But some firms have yet to break into the market and not all Muslim consumers are aware of the availability and diversity of halal beauty and personal care products.

“I do not really check for the halal label because in Malaysia I assumed everything is halal,” 30-year-old Abir Abdul Rahman told Arab News, adding that most of her friends did not actively check for the halal label when purchasing makeup or skincare items.

Siti Nurul Hidayah Ishak, a 33-year-old lawyer, said she supported the idea of halal beauty products but did not know which ones were certified. 

“I do not particularly pay attention whether a product is certified halal or not. Nonetheless, I check the labels to ensure there are no non-halal ingredients in the products I purchase,” she told Arab News.

Two-thirds of the global Muslim population is in the Asia-Pacific region. The Muslim population is young and has good socio-economic prospects according to Pew Research.

Thomson Reuters estimates that Muslim consumers will account for $73 billion worth of spending on cosmetics by 2019, or 8.2 percent of the global expenditure.

In Malaysia, the total trade volume for personal care and cosmetics products was about $2.24 billion in 2015. Half of the demand was met by imports.

Some Muslim consumers in Malaysia were skeptical about the boom in halal-certified beauty products. 

Mohani Niza, 31, said she was more concerned about her products being vegetarian or cruelty free. 

“I have no grievance against halal beauty products,” she told Arab News. “But my suspicion is that the halal beauty industry is a marketing gimmick. It plays on the ignorance and insecurities of some Muslims who may be led to be believe that whatever product that doesn't have the halal label is automatically haram.”


‘Age-Old Cities’ exhibition in Riyadh museum breathes new life into ancient sites 

Updated 19 April 2019

‘Age-Old Cities’ exhibition in Riyadh museum breathes new life into ancient sites 

  • National Museum in Riyadh hosts digital show that tells the story of Mosul, Palmyra, Aleppo and Leptis Magna

JEDDAH: An exhibition that uses digital technology to revive the region’s ancient sites and civilizations that have been destroyed or are under threat due to conflict and terrorism opened at the National Museum in Riyadh on April 18.

“Age-Old Cities” tells the story of four historically significant cities that have been devastated by violence: Mosul in Iraq, Palmyra and Aleppo in Syria, and Leptis Magna in Libya. 

Using stunning giant-screen projections, virtual reality, archival documents and images, and video testimonials from inhabitants of the affected sites, the immersive exhibition transports visitors back in time and presents the cities as they were in their prime. 

It charts their journey from the origins of their ancient civilizations to their modern-day state, and presents plans for their restoration and repair. 

The exhibition has been organized by the Ministry of Culture in collaboration with the Institut du Monde Arabe in Paris.

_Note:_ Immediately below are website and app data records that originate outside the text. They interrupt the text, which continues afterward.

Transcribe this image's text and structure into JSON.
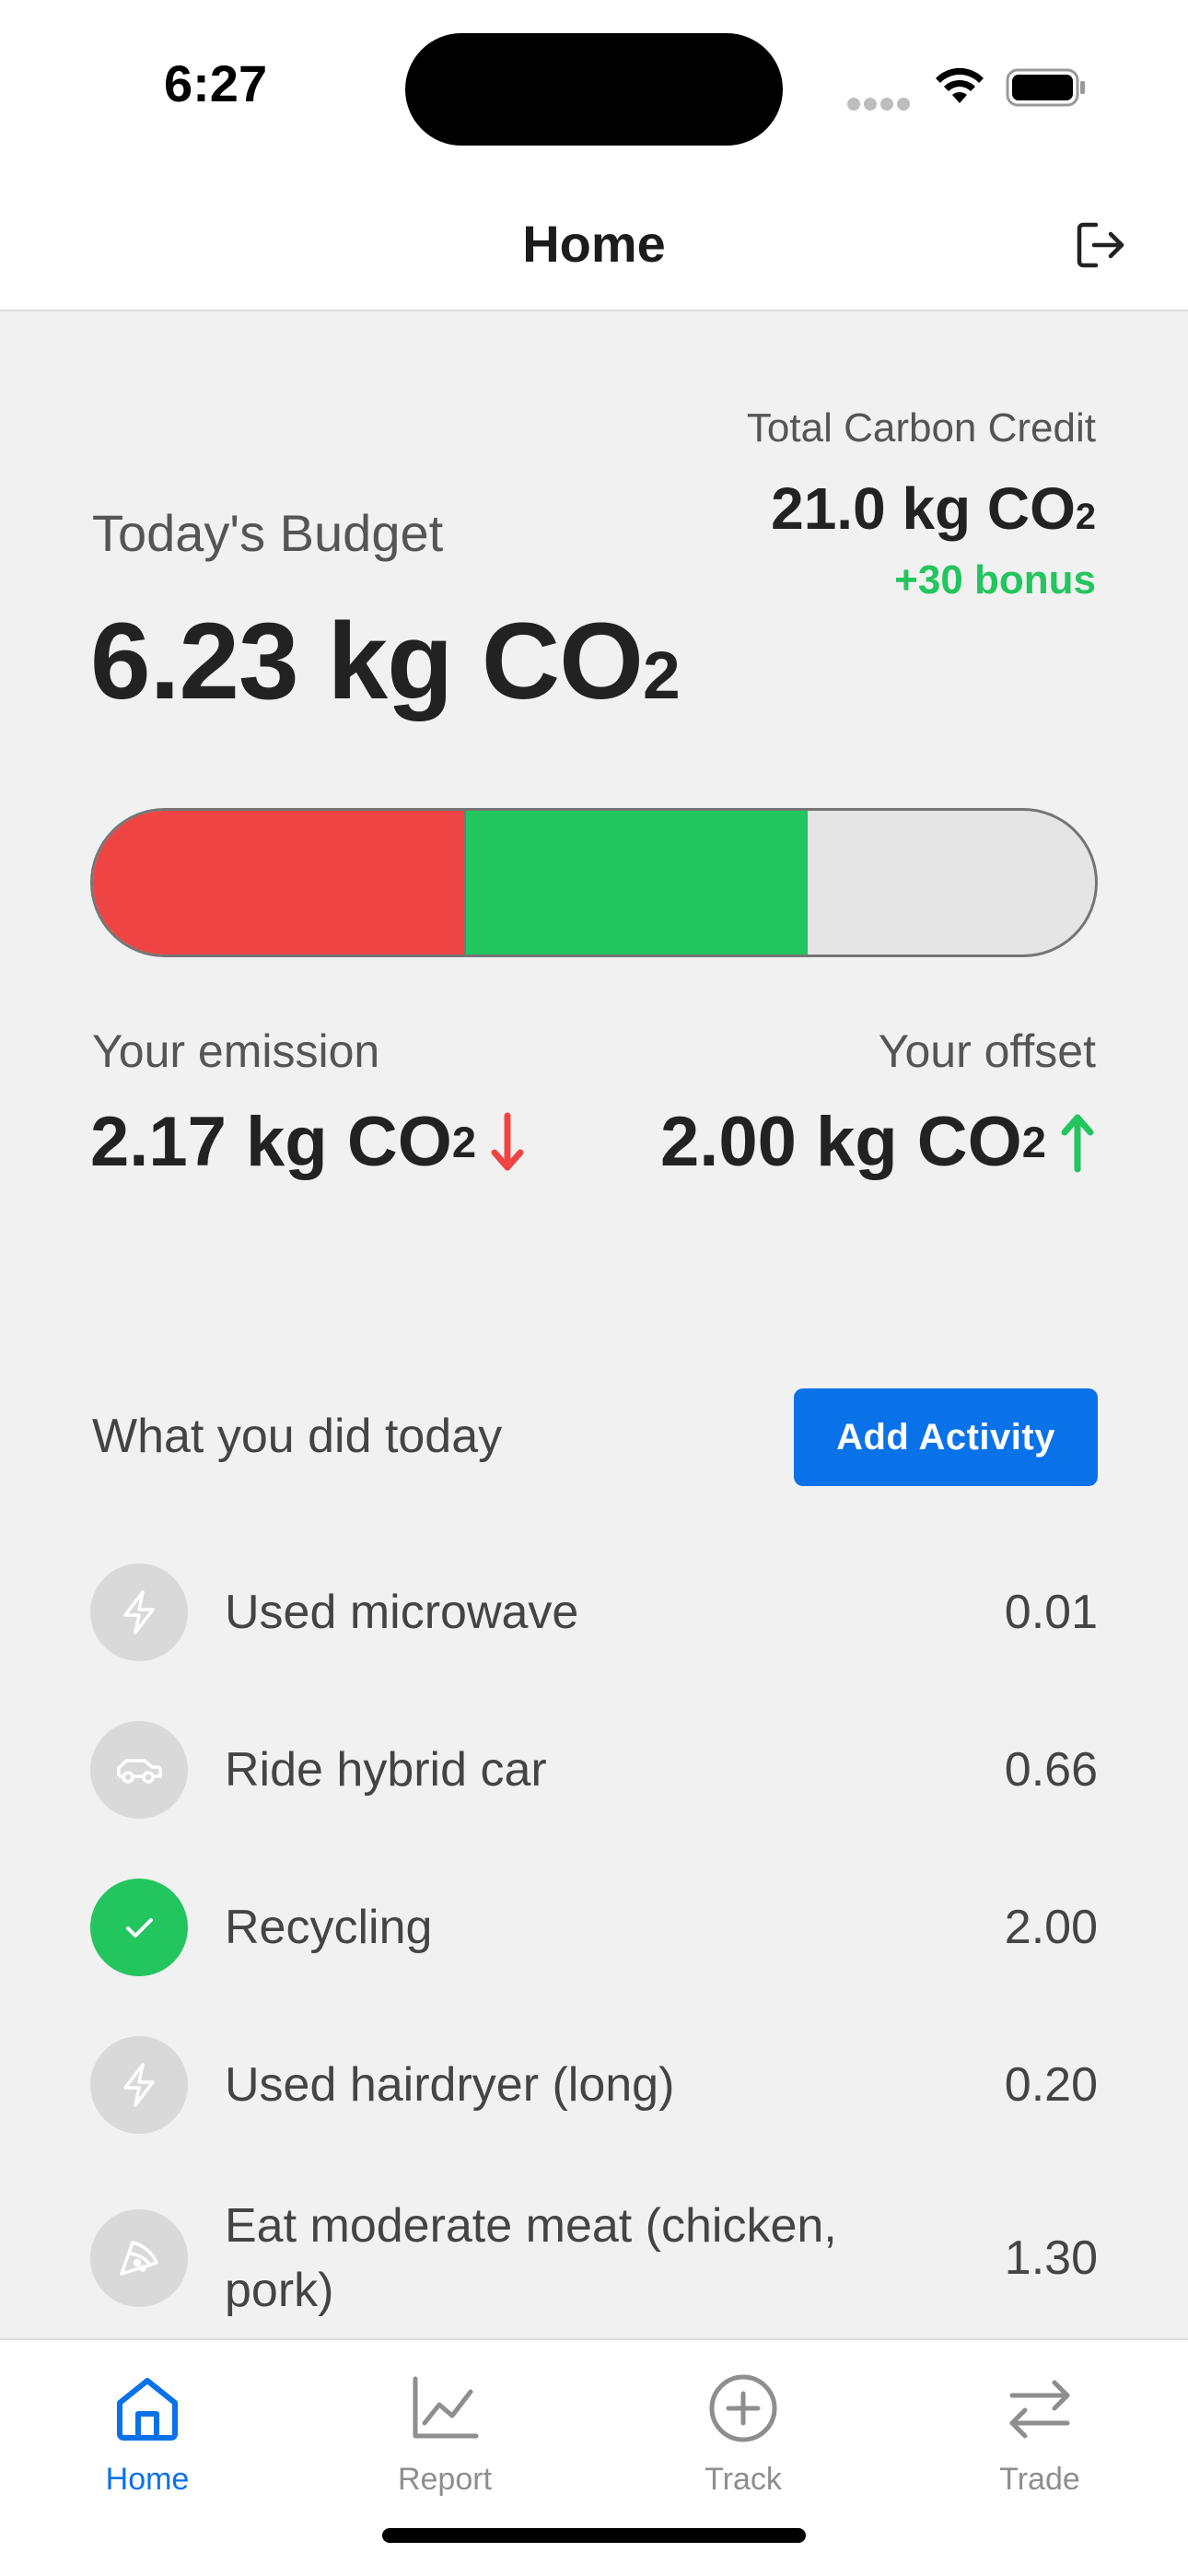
{
  "status_bar": {
    "time": "6:27"
  },
  "nav": {
    "title": "Home"
  },
  "credit": {
    "label": "Total Carbon Credit",
    "value": "21.0 kg CO",
    "subscript": "2",
    "bonus": "+30 bonus"
  },
  "budget": {
    "label": "Today's Budget",
    "value": "6.23 kg CO",
    "subscript": "2"
  },
  "budget_bar": {
    "emission_fraction": 0.372,
    "offset_fraction": 0.341,
    "colors": {
      "emission": "#ef4444",
      "offset": "#22c55e",
      "remaining": "#e5e5e5"
    }
  },
  "emission": {
    "label": "Your emission",
    "value": "2.17 kg CO",
    "subscript": "2",
    "arrow": "arrow-down-icon",
    "color": "#ef4444"
  },
  "offset": {
    "label": "Your offset",
    "value": "2.00 kg CO",
    "subscript": "2",
    "arrow": "arrow-up-icon",
    "color": "#22c55e"
  },
  "activities_section": {
    "title": "What you did today",
    "add_button": "Add Activity"
  },
  "activities": [
    {
      "name": "Used microwave",
      "value": "0.01",
      "icon": "lightning-icon"
    },
    {
      "name": "Ride hybrid car",
      "value": "0.66",
      "icon": "car-icon"
    },
    {
      "name": "Recycling",
      "value": "2.00",
      "icon": "check-icon"
    },
    {
      "name": "Used hairdryer (long)",
      "value": "0.20",
      "icon": "lightning-icon"
    },
    {
      "name": "Eat moderate meat (chicken, pork)",
      "value": "1.30",
      "icon": "pizza-icon"
    }
  ],
  "tabs": [
    {
      "label": "Home",
      "icon": "home-icon",
      "active": true
    },
    {
      "label": "Report",
      "icon": "chart-icon",
      "active": false
    },
    {
      "label": "Track",
      "icon": "plus-circle-icon",
      "active": false
    },
    {
      "label": "Trade",
      "icon": "arrows-icon",
      "active": false
    }
  ],
  "accent_color": "#0a72e8"
}
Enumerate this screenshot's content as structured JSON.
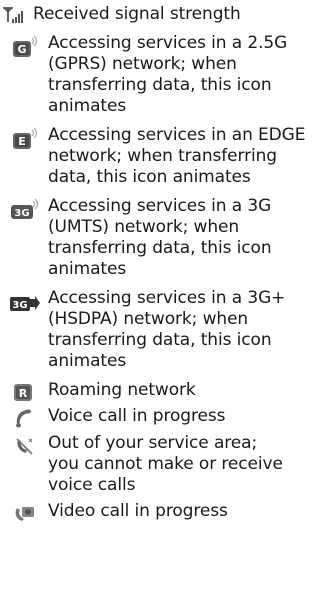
{
  "items": [
    {
      "icon": "signal-strength-icon",
      "text": "Received signal strength"
    },
    {
      "icon": "gprs-network-icon",
      "text": "Accessing services in a 2.5G (GPRS) network; when transferring data, this icon animates"
    },
    {
      "icon": "edge-network-icon",
      "text": "Accessing services in an EDGE network; when transferring data, this icon animates"
    },
    {
      "icon": "umts-3g-network-icon",
      "text": "Accessing services in a 3G (UMTS) network; when transferring data, this icon animates"
    },
    {
      "icon": "hsdpa-3g-plus-network-icon",
      "text": "Accessing services in a 3G+ (HSDPA) network; when transferring data, this icon animates"
    },
    {
      "icon": "roaming-network-icon",
      "text": "Roaming network"
    },
    {
      "icon": "voice-call-icon",
      "text": "Voice call in progress"
    },
    {
      "icon": "no-service-icon",
      "text": "Out of your service area; you cannot make or receive voice calls"
    },
    {
      "icon": "video-call-icon",
      "text": "Video call in progress"
    }
  ]
}
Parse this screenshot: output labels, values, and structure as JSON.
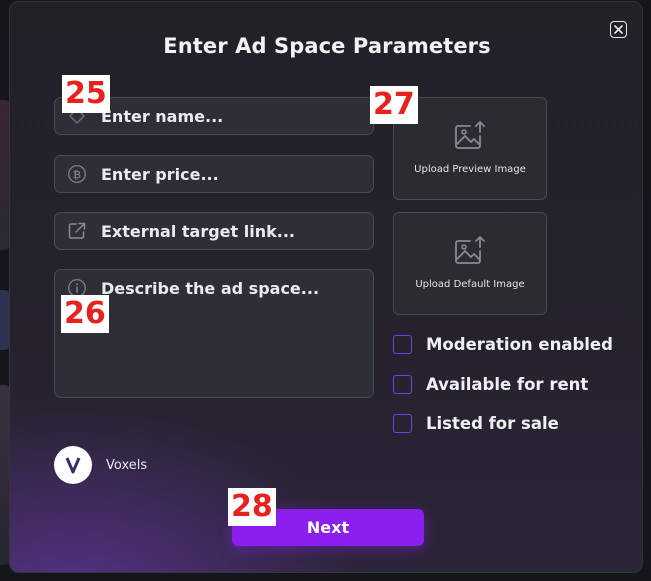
{
  "modal": {
    "title": "Enter Ad Space Parameters",
    "close_icon": "close-x-icon"
  },
  "form": {
    "name": {
      "placeholder": "Enter name...",
      "icon": "tag-icon"
    },
    "price": {
      "placeholder": "Enter price...",
      "icon": "bitcoin-icon"
    },
    "link": {
      "placeholder": "External target link...",
      "icon": "external-link-icon"
    },
    "description": {
      "placeholder": "Describe the ad space...",
      "icon": "info-icon"
    }
  },
  "uploads": {
    "preview": {
      "label": "Upload Preview Image",
      "icon": "image-upload-icon"
    },
    "default": {
      "label": "Upload Default Image",
      "icon": "image-upload-icon"
    }
  },
  "options": [
    {
      "label": "Moderation enabled",
      "checked": false
    },
    {
      "label": "Available for rent",
      "checked": false
    },
    {
      "label": "Listed for sale",
      "checked": false
    }
  ],
  "brand": {
    "name": "Voxels"
  },
  "actions": {
    "next_label": "Next"
  },
  "markers": {
    "m25": "25",
    "m26": "26",
    "m27": "27",
    "m28": "28"
  },
  "colors": {
    "accent": "#8a1ff0",
    "checkbox_border": "#7a3fe0",
    "panel": "#212128"
  }
}
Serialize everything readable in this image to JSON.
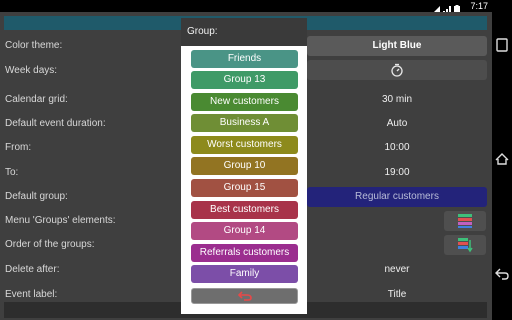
{
  "status": {
    "time": "7:17"
  },
  "rows": [
    {
      "label": "Color theme:",
      "value": "Light Blue"
    },
    {
      "label": "Week days:",
      "value": ""
    },
    {
      "label": "Calendar grid:",
      "value": "30 min"
    },
    {
      "label": "Default event   duration:",
      "value": "Auto"
    },
    {
      "label": "From:",
      "value": "10:00"
    },
    {
      "label": "To:",
      "value": "19:00"
    },
    {
      "label": "Default group:",
      "value": "Regular customers"
    },
    {
      "label": "Menu 'Groups' elements:",
      "value": ""
    },
    {
      "label": "Order of the groups:",
      "value": ""
    },
    {
      "label": "Delete after:",
      "value": "never"
    },
    {
      "label": "Event label:",
      "value": "Title"
    }
  ],
  "dialog": {
    "title": "Group:",
    "groups": [
      {
        "label": "Friends",
        "color": "#4a9486"
      },
      {
        "label": "Group 13",
        "color": "#3f9a67"
      },
      {
        "label": "New customers",
        "color": "#4a8a32"
      },
      {
        "label": "Business A",
        "color": "#6f8e35"
      },
      {
        "label": "Worst customers",
        "color": "#8d8a1c"
      },
      {
        "label": "Group 10",
        "color": "#927422"
      },
      {
        "label": "Group 15",
        "color": "#a15142"
      },
      {
        "label": "Best customers",
        "color": "#a8334a"
      },
      {
        "label": "Group 14",
        "color": "#b24a83"
      },
      {
        "label": "Referrals customers",
        "color": "#9b2e8f"
      },
      {
        "label": "Family",
        "color": "#7c4ea8"
      }
    ]
  }
}
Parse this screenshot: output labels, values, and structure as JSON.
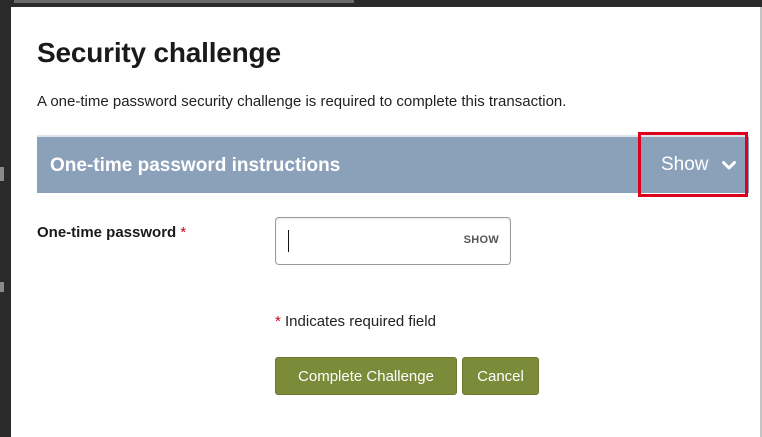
{
  "dialog": {
    "title": "Security challenge",
    "subtitle": "A one-time password security challenge is required to complete this transaction."
  },
  "instructions": {
    "title": "One-time password instructions",
    "toggle_label": "Show",
    "toggle_icon": "chevron-down-icon"
  },
  "form": {
    "otp_label": "One-time password",
    "required_marker": "*",
    "otp_value": "",
    "show_label": "SHOW",
    "required_note_marker": "*",
    "required_note_text": "Indicates required field"
  },
  "actions": {
    "complete_label": "Complete Challenge",
    "cancel_label": "Cancel"
  },
  "colors": {
    "header_bar": "#8ba1ba",
    "button": "#7b8b39",
    "highlight_box": "#e0001b",
    "required": "#d0021b"
  }
}
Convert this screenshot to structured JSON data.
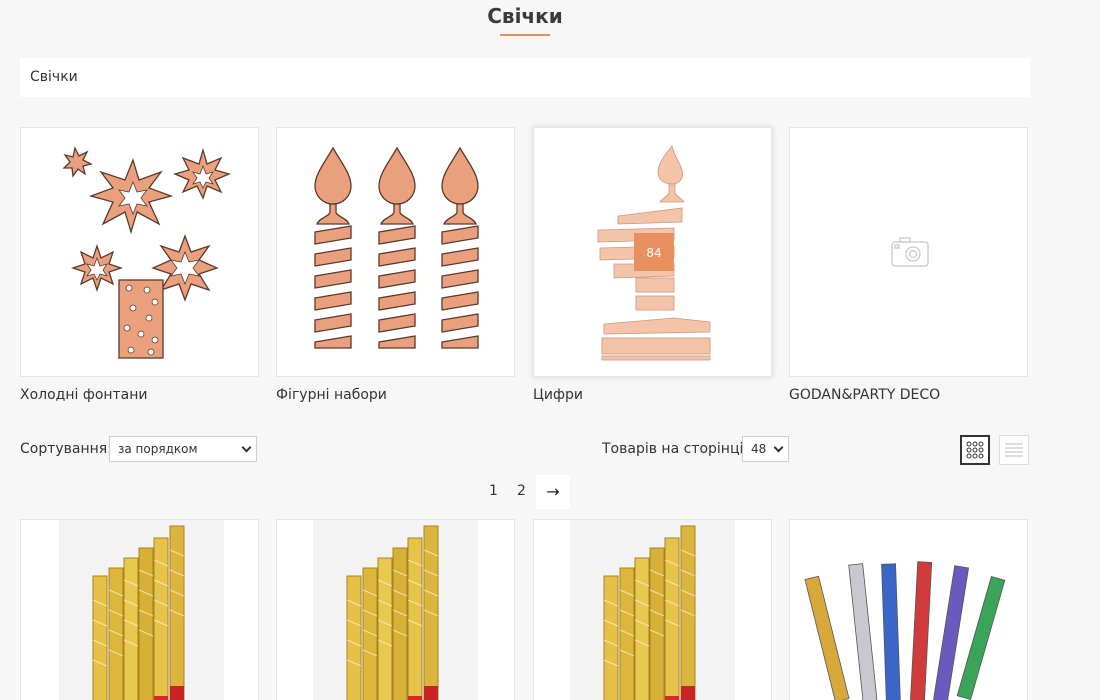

Riyadh is the first stop outside the French capital on the exhibition’s global tour. 

The exhibition follows last month’s unveiling of the Kingdom’s new cultural vision, which included the announcement of several initiatives, including a new residency scheme for international artists to practice in the Kingdom and the establishment of the Red Sea International Film Festival. 

Prince Badr bin Abdullah bin Farhan Al-Saud, minister of culture, said: “I am delighted to welcome the ‘Age-Old Cities’ exhibition to Riyadh. 

“It highlights the importance of heritage preservation, particularly here in the Middle East, and the vulnerability of some of our historic sites. 

“It must be the responsibility of governments to put an end to this damage and neglect, and to put heritage at the heart of action, investment, and policy.

“I will be encouraging my fellow members of government to attend this eye-opening exhibition in our National Museum, and hope to work in the future with partners, governments and experts to do what we can to secure our region’s heritage.”

The exhibition carries a significant message about the importance of preserving and protecting these precious but fragile sites — one which resonates strongly in the week when one of the world’s most-famous heritage sites, Paris’ Notre-Dame Cathedral, went up in flames.